* DATA TO PROCESS *
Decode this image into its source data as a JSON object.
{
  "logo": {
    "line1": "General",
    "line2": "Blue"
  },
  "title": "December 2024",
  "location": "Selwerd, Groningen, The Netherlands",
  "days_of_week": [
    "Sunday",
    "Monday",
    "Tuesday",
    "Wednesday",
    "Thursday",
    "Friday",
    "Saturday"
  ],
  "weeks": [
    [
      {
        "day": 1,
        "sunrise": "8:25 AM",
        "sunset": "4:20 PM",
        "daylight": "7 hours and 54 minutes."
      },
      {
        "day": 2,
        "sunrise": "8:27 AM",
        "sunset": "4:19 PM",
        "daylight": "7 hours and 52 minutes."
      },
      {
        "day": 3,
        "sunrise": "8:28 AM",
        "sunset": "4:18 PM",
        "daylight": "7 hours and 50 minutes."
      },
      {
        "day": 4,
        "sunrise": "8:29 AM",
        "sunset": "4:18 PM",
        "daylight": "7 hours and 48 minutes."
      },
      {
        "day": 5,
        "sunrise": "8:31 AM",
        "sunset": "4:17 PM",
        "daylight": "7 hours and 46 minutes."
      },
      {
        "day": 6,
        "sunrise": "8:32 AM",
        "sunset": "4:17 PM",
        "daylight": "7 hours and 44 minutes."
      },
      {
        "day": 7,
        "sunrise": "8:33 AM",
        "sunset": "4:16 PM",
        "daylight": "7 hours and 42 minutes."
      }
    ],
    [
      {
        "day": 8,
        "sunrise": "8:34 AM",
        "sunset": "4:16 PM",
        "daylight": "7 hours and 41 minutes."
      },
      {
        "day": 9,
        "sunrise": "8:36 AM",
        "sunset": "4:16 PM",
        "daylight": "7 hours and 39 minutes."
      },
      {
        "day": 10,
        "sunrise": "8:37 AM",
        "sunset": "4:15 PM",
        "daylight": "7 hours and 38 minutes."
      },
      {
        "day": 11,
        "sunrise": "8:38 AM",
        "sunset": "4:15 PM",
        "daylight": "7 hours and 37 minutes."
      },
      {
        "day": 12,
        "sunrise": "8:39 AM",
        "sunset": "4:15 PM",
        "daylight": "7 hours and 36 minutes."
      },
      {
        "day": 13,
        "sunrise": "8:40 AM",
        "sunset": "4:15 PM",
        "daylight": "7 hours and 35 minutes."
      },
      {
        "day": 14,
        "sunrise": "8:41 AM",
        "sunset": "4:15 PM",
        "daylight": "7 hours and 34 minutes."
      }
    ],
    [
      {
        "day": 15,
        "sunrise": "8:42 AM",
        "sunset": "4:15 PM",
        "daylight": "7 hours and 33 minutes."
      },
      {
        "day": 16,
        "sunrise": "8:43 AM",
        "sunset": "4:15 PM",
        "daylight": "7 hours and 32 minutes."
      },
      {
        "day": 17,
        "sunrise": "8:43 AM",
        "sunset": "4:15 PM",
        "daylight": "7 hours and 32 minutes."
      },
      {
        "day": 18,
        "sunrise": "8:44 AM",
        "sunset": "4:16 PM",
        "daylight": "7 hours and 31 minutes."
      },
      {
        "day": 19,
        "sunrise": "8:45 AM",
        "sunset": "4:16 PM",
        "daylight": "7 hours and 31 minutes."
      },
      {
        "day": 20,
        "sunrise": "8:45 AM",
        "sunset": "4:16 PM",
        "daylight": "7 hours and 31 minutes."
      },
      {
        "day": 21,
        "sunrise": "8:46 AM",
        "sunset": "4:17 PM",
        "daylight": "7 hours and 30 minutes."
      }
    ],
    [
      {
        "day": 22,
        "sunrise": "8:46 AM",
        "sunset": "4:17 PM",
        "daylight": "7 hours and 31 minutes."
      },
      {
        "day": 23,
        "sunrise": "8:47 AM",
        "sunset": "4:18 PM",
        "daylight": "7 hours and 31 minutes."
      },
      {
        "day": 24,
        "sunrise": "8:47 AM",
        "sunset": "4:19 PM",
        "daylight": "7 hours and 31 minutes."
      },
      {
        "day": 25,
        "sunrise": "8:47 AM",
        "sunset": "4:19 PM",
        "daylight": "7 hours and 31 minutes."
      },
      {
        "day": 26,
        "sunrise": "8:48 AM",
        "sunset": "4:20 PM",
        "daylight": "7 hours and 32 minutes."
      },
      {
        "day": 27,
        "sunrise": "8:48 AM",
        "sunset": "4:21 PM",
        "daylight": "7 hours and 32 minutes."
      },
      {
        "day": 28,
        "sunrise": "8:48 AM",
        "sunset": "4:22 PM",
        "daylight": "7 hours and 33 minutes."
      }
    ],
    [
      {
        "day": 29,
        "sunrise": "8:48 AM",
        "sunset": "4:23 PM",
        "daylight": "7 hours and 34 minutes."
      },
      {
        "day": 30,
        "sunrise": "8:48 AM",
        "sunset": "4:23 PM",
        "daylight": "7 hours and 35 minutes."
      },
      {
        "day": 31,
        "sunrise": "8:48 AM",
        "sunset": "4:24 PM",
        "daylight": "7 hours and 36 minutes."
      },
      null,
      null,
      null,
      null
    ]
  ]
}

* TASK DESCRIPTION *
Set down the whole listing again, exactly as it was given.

* TASK SOLUTION *
Decode this image into its source data as a JSON object.
{
  "logo": {
    "line1": "General",
    "line2": "Blue"
  },
  "title": "December 2024",
  "location": "Selwerd, Groningen, The Netherlands",
  "days_of_week": [
    "Sunday",
    "Monday",
    "Tuesday",
    "Wednesday",
    "Thursday",
    "Friday",
    "Saturday"
  ],
  "weeks": [
    [
      {
        "day": 1,
        "sunrise": "8:25 AM",
        "sunset": "4:20 PM",
        "daylight": "7 hours and 54 minutes."
      },
      {
        "day": 2,
        "sunrise": "8:27 AM",
        "sunset": "4:19 PM",
        "daylight": "7 hours and 52 minutes."
      },
      {
        "day": 3,
        "sunrise": "8:28 AM",
        "sunset": "4:18 PM",
        "daylight": "7 hours and 50 minutes."
      },
      {
        "day": 4,
        "sunrise": "8:29 AM",
        "sunset": "4:18 PM",
        "daylight": "7 hours and 48 minutes."
      },
      {
        "day": 5,
        "sunrise": "8:31 AM",
        "sunset": "4:17 PM",
        "daylight": "7 hours and 46 minutes."
      },
      {
        "day": 6,
        "sunrise": "8:32 AM",
        "sunset": "4:17 PM",
        "daylight": "7 hours and 44 minutes."
      },
      {
        "day": 7,
        "sunrise": "8:33 AM",
        "sunset": "4:16 PM",
        "daylight": "7 hours and 42 minutes."
      }
    ],
    [
      {
        "day": 8,
        "sunrise": "8:34 AM",
        "sunset": "4:16 PM",
        "daylight": "7 hours and 41 minutes."
      },
      {
        "day": 9,
        "sunrise": "8:36 AM",
        "sunset": "4:16 PM",
        "daylight": "7 hours and 39 minutes."
      },
      {
        "day": 10,
        "sunrise": "8:37 AM",
        "sunset": "4:15 PM",
        "daylight": "7 hours and 38 minutes."
      },
      {
        "day": 11,
        "sunrise": "8:38 AM",
        "sunset": "4:15 PM",
        "daylight": "7 hours and 37 minutes."
      },
      {
        "day": 12,
        "sunrise": "8:39 AM",
        "sunset": "4:15 PM",
        "daylight": "7 hours and 36 minutes."
      },
      {
        "day": 13,
        "sunrise": "8:40 AM",
        "sunset": "4:15 PM",
        "daylight": "7 hours and 35 minutes."
      },
      {
        "day": 14,
        "sunrise": "8:41 AM",
        "sunset": "4:15 PM",
        "daylight": "7 hours and 34 minutes."
      }
    ],
    [
      {
        "day": 15,
        "sunrise": "8:42 AM",
        "sunset": "4:15 PM",
        "daylight": "7 hours and 33 minutes."
      },
      {
        "day": 16,
        "sunrise": "8:43 AM",
        "sunset": "4:15 PM",
        "daylight": "7 hours and 32 minutes."
      },
      {
        "day": 17,
        "sunrise": "8:43 AM",
        "sunset": "4:15 PM",
        "daylight": "7 hours and 32 minutes."
      },
      {
        "day": 18,
        "sunrise": "8:44 AM",
        "sunset": "4:16 PM",
        "daylight": "7 hours and 31 minutes."
      },
      {
        "day": 19,
        "sunrise": "8:45 AM",
        "sunset": "4:16 PM",
        "daylight": "7 hours and 31 minutes."
      },
      {
        "day": 20,
        "sunrise": "8:45 AM",
        "sunset": "4:16 PM",
        "daylight": "7 hours and 31 minutes."
      },
      {
        "day": 21,
        "sunrise": "8:46 AM",
        "sunset": "4:17 PM",
        "daylight": "7 hours and 30 minutes."
      }
    ],
    [
      {
        "day": 22,
        "sunrise": "8:46 AM",
        "sunset": "4:17 PM",
        "daylight": "7 hours and 31 minutes."
      },
      {
        "day": 23,
        "sunrise": "8:47 AM",
        "sunset": "4:18 PM",
        "daylight": "7 hours and 31 minutes."
      },
      {
        "day": 24,
        "sunrise": "8:47 AM",
        "sunset": "4:19 PM",
        "daylight": "7 hours and 31 minutes."
      },
      {
        "day": 25,
        "sunrise": "8:47 AM",
        "sunset": "4:19 PM",
        "daylight": "7 hours and 31 minutes."
      },
      {
        "day": 26,
        "sunrise": "8:48 AM",
        "sunset": "4:20 PM",
        "daylight": "7 hours and 32 minutes."
      },
      {
        "day": 27,
        "sunrise": "8:48 AM",
        "sunset": "4:21 PM",
        "daylight": "7 hours and 32 minutes."
      },
      {
        "day": 28,
        "sunrise": "8:48 AM",
        "sunset": "4:22 PM",
        "daylight": "7 hours and 33 minutes."
      }
    ],
    [
      {
        "day": 29,
        "sunrise": "8:48 AM",
        "sunset": "4:23 PM",
        "daylight": "7 hours and 34 minutes."
      },
      {
        "day": 30,
        "sunrise": "8:48 AM",
        "sunset": "4:23 PM",
        "daylight": "7 hours and 35 minutes."
      },
      {
        "day": 31,
        "sunrise": "8:48 AM",
        "sunset": "4:24 PM",
        "daylight": "7 hours and 36 minutes."
      },
      null,
      null,
      null,
      null
    ]
  ]
}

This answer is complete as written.